“There are no archeology storage facilities in South Yorkshire at present,” says Ruth. “And that is something we feel should be addressed. It means any archeological finds which are made here cannot stay in the area. That is not an ideal situation.”
“Because of the recession, this has been a difficult time for archeology and heritage,” he says. “State finance has diminished and priorities have changed but that makes our work more important than ever.
“We’ve been around 100 years and there’s no reason we shouldn’t be around in another 100.”
Exhibitions illustrating the group’s work and history are being run at Weston Park Museum, the Local Studies Library and University Library – see individual websites for details. A booklet is being produced on the group’s history, and a centenary weekend, May 11-13, will include exhibitions, talks and walks. For more information visit www.hunterarchaeologicalsociety.org.uk

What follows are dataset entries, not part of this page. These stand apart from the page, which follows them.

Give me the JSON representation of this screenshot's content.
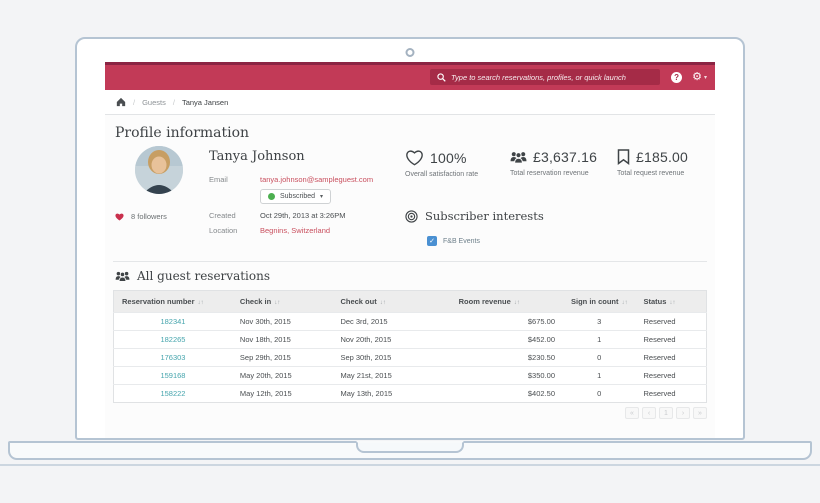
{
  "colors": {
    "brand_red": "#c23a57",
    "brand_red_dark": "#a52b47",
    "link_red": "#c94f5e",
    "link_teal": "#46a5ad",
    "subscribed_green": "#4caf50",
    "checkbox_blue": "#4a90d2"
  },
  "icons": {
    "help_glyph": "?",
    "gear_glyph": "⚙",
    "caret_glyph": "▾",
    "check_glyph": "✓",
    "sort_glyph": "↓↑"
  },
  "topbar": {
    "search_placeholder": "Type to search reservations, profiles, or quick launch"
  },
  "breadcrumb": {
    "separator": "/",
    "items": [
      "Guests",
      "Tanya Jansen"
    ]
  },
  "profile": {
    "section_title": "Profile information",
    "name": "Tanya Johnson",
    "email_label": "Email",
    "email": "tanya.johnson@sampleguest.com",
    "subscription_status": "Subscribed",
    "followers": "8 followers",
    "created_label": "Created",
    "created": "Oct 29th, 2013 at 3:26PM",
    "location_label": "Location",
    "location": "Begnins, Switzerland"
  },
  "stats": [
    {
      "icon": "heart-outline-icon",
      "value": "100%",
      "label": "Overall satisfaction rate"
    },
    {
      "icon": "people-icon",
      "value": "£3,637.16",
      "label": "Total reservation revenue"
    },
    {
      "icon": "bookmark-icon",
      "value": "£185.00",
      "label": "Total request revenue"
    }
  ],
  "interests": {
    "title": "Subscriber interests",
    "items": [
      "F&B Events"
    ]
  },
  "reservations": {
    "title": "All guest reservations",
    "columns": [
      "Reservation number",
      "Check in",
      "Check out",
      "Room revenue",
      "Sign in count",
      "Status"
    ],
    "rows": [
      {
        "number": "182341",
        "check_in": "Nov 30th, 2015",
        "check_out": "Dec 3rd, 2015",
        "revenue": "$675.00",
        "sign_in_count": "3",
        "status": "Reserved"
      },
      {
        "number": "182265",
        "check_in": "Nov 18th, 2015",
        "check_out": "Nov 20th, 2015",
        "revenue": "$452.00",
        "sign_in_count": "1",
        "status": "Reserved"
      },
      {
        "number": "176303",
        "check_in": "Sep 29th, 2015",
        "check_out": "Sep 30th, 2015",
        "revenue": "$230.50",
        "sign_in_count": "0",
        "status": "Reserved"
      },
      {
        "number": "159168",
        "check_in": "May 20th, 2015",
        "check_out": "May 21st, 2015",
        "revenue": "$350.00",
        "sign_in_count": "1",
        "status": "Reserved"
      },
      {
        "number": "158222",
        "check_in": "May 12th, 2015",
        "check_out": "May 13th, 2015",
        "revenue": "$402.50",
        "sign_in_count": "0",
        "status": "Reserved"
      }
    ],
    "pagination": [
      "«",
      "‹",
      "1",
      "›",
      "»"
    ]
  }
}
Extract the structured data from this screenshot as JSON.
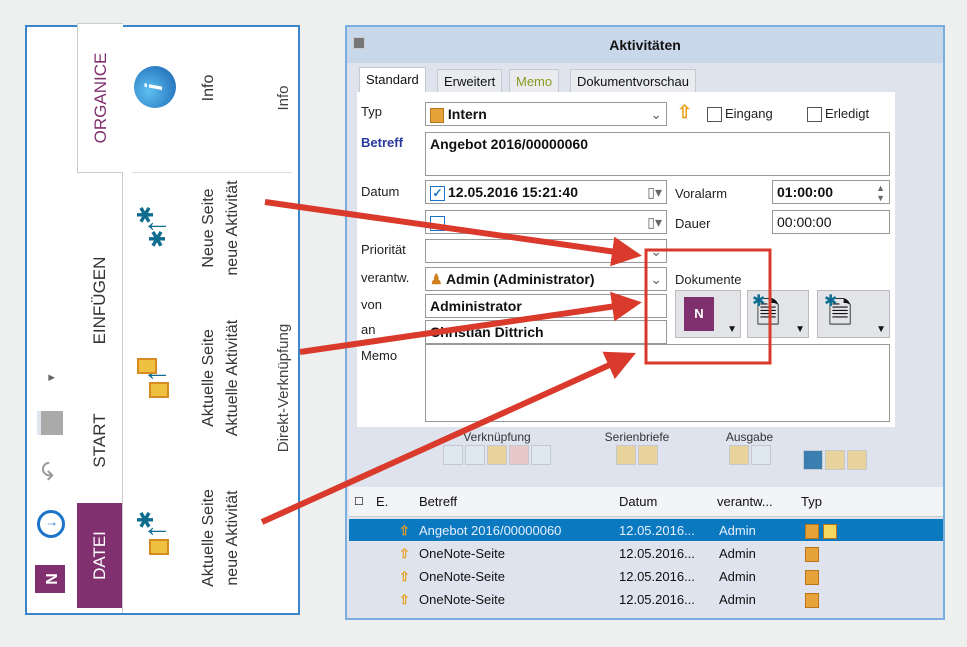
{
  "ribbon": {
    "tabs": [
      "DATEI",
      "START",
      "EINFÜGEN",
      "ORGANICE"
    ],
    "groups": [
      {
        "label": "Direkt-Verknüpfung",
        "buttons": [
          {
            "line1": "Aktuelle Seite",
            "line2": "neue Aktivität"
          },
          {
            "line1": "Aktuelle Seite",
            "line2": "Aktuelle Aktivität"
          },
          {
            "line1": "Neue Seite",
            "line2": "neue Aktivität"
          }
        ]
      },
      {
        "label": "Info",
        "buttons": [
          {
            "line1": "Info"
          }
        ]
      }
    ]
  },
  "dialog": {
    "title": "Aktivitäten",
    "tabs": [
      "Standard",
      "Erweitert",
      "Memo",
      "Dokumentvorschau"
    ],
    "labels": {
      "typ": "Typ",
      "betreff": "Betreff",
      "datum": "Datum",
      "prioritaet": "Priorität",
      "verantw": "verantw.",
      "von": "von",
      "an": "an",
      "memo": "Memo",
      "voralarm": "Voralarm",
      "dauer": "Dauer",
      "dokumente": "Dokumente",
      "eingang": "Eingang",
      "erledigt": "Erledigt"
    },
    "values": {
      "typ": "Intern",
      "betreff": "Angebot 2016/00000060",
      "datum": "12.05.2016 15:21:40",
      "voralarm": "01:00:00",
      "dauer": "00:00:00",
      "verantw": "Admin (Administrator)",
      "von": "Administrator",
      "an": "Christian Dittrich",
      "memo": ""
    },
    "toolbar_groups": [
      "Verknüpfung",
      "Serienbriefe",
      "Ausgabe"
    ],
    "table": {
      "headers": [
        "E.",
        "Betreff",
        "Datum",
        "verantw...",
        "Typ"
      ],
      "rows": [
        {
          "betreff": "Angebot 2016/00000060",
          "datum": "12.05.2016...",
          "verantw": "Admin",
          "selected": true
        },
        {
          "betreff": "OneNote-Seite",
          "datum": "12.05.2016...",
          "verantw": "Admin"
        },
        {
          "betreff": "OneNote-Seite",
          "datum": "12.05.2016...",
          "verantw": "Admin"
        },
        {
          "betreff": "OneNote-Seite",
          "datum": "12.05.2016...",
          "verantw": "Admin"
        }
      ]
    }
  },
  "colors": {
    "accent_purple": "#80306f",
    "arrow_red": "#d93a2b",
    "selection": "#0b79c0"
  }
}
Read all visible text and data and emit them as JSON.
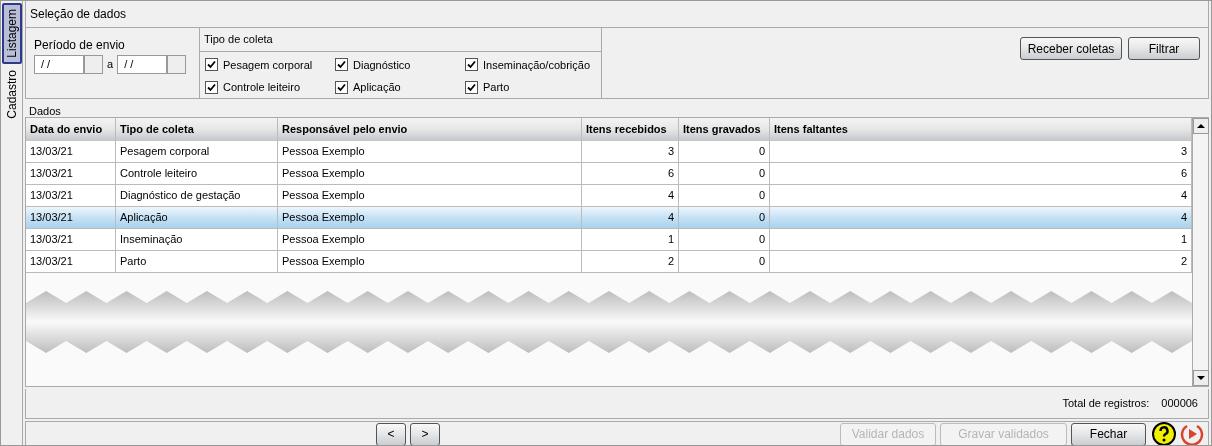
{
  "side_tabs": [
    {
      "label": "Listagem",
      "selected": true
    },
    {
      "label": "Cadastro",
      "selected": false
    }
  ],
  "selection": {
    "title": "Seleção de dados",
    "period": {
      "label": "Período de envio",
      "from": "/ /",
      "separator": "a",
      "to": "/ /"
    },
    "types": {
      "title": "Tipo de coleta",
      "options": [
        {
          "label": "Pesagem corporal",
          "checked": true
        },
        {
          "label": "Diagnóstico",
          "checked": true
        },
        {
          "label": "Inseminação/cobrição",
          "checked": true
        },
        {
          "label": "Controle leiteiro",
          "checked": true
        },
        {
          "label": "Aplicação",
          "checked": true
        },
        {
          "label": "Parto",
          "checked": true
        }
      ]
    },
    "buttons": [
      "Receber coletas",
      "Filtrar"
    ]
  },
  "data": {
    "title": "Dados",
    "columns": [
      "Data do envio",
      "Tipo de coleta",
      "Responsável pelo envio",
      "Itens recebidos",
      "Itens gravados",
      "Itens faltantes"
    ],
    "rows": [
      {
        "cells": [
          "13/03/21",
          "Pesagem corporal",
          "Pessoa Exemplo",
          "3",
          "0",
          "3"
        ],
        "selected": false
      },
      {
        "cells": [
          "13/03/21",
          "Controle leiteiro",
          "Pessoa Exemplo",
          "6",
          "0",
          "6"
        ],
        "selected": false
      },
      {
        "cells": [
          "13/03/21",
          "Diagnóstico de gestação",
          "Pessoa Exemplo",
          "4",
          "0",
          "4"
        ],
        "selected": false
      },
      {
        "cells": [
          "13/03/21",
          "Aplicação",
          "Pessoa Exemplo",
          "4",
          "0",
          "4"
        ],
        "selected": true
      },
      {
        "cells": [
          "13/03/21",
          "Inseminação",
          "Pessoa Exemplo",
          "1",
          "0",
          "1"
        ],
        "selected": false
      },
      {
        "cells": [
          "13/03/21",
          "Parto",
          "Pessoa Exemplo",
          "2",
          "0",
          "2"
        ],
        "selected": false
      }
    ],
    "total_label": "Total de registros:",
    "total_value": "000006"
  },
  "footer": {
    "nav": [
      "<",
      ">"
    ],
    "buttons": [
      {
        "label": "Validar dados",
        "disabled": true
      },
      {
        "label": "Gravar validados",
        "disabled": true
      },
      {
        "label": "Fechar",
        "disabled": false
      }
    ]
  }
}
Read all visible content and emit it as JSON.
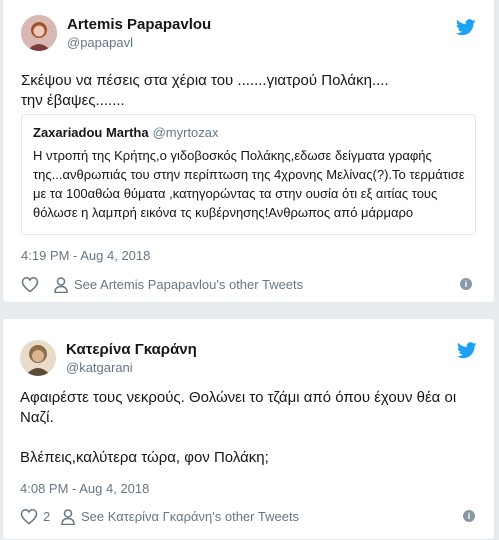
{
  "colors": {
    "twitter_blue": "#1da1f2",
    "secondary_text": "#657786",
    "border": "#e1e8ed"
  },
  "tweets": [
    {
      "author_name": "Artemis Papapavlou",
      "author_handle": "@papapavl",
      "text": "Σκέψου να πέσεις στα χέρια του .......γιατρού Πολάκη....\nτην έβαψες.......",
      "quote": {
        "author_name": "Zaxariadou Martha",
        "author_handle": "@myrtozax",
        "text": "Η ντροπή της Κρήτης,ο γιδοβοσκός Πολάκης,εδωσε δείγματα γραφής\nτης...ανθρωπιάς του στην περίπτωση της 4χρονης Μελίνας(?).Το τερμάτισε\nμε τα 100αθώα θύματα ,κατηγορώντας τα στην ουσία ότι εξ αιτίας τους\nθόλωσε η λαμπρή εικόνα τς κυβέρνησης!Ανθρωπος από μάρμαρο"
      },
      "timestamp": "4:19 PM - Aug 4, 2018",
      "likes": "",
      "see_other": "See Artemis Papapavlou's other Tweets",
      "icons": {
        "like": "heart-icon",
        "profile": "person-icon",
        "info": "info-icon",
        "brand": "twitter-bird-icon"
      }
    },
    {
      "author_name": "Κατερίνα Γκαράνη",
      "author_handle": "@katgarani",
      "text": "Αφαιρέστε τους νεκρούς. Θολώνει το τζάμι από όπου έχουν θέα οι\nΝαζί.\n\nΒλέπεις,καλύτερα τώρα, φον Πολάκη;",
      "timestamp": "4:08 PM - Aug 4, 2018",
      "likes": "2",
      "see_other": "See Κατερίνα Γκαράνη's other Tweets",
      "icons": {
        "like": "heart-icon",
        "profile": "person-icon",
        "info": "info-icon",
        "brand": "twitter-bird-icon"
      }
    }
  ]
}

Who was Joseph Hunter?
HE died some 51 years before the Hunter Archeological Society was formed yet the suggestion at the group’s first meeting to name the group after Joseph Hunter was met with absolute agreement.
Perhaps there is little wonder.
For this was a man who, even today, is still considered the finest historian ever to come from Sheffield.
His mighty books, Hallamshire, released in 1819, and the two-volume South Yorkshire, published in 1828 and 1831, remain perhaps the defining texts on the region’s pre-industrial past.
Born in 1783, Hunter, the son of a cutler, was educated initially in Attercliffe before studying theology at Manchester College in York.
Although he never again lived in South Yorkshire, his research skills and genealogy were vital in his three works.
After making his name with them, he became an Assistant Keeper of the Public Records in London and is particularly remembered for his work in classifying the Exchequer records.
He died on May 9, 1861, and is buried in a place he selected at St Mary’s Parish Church, Ecclesfield.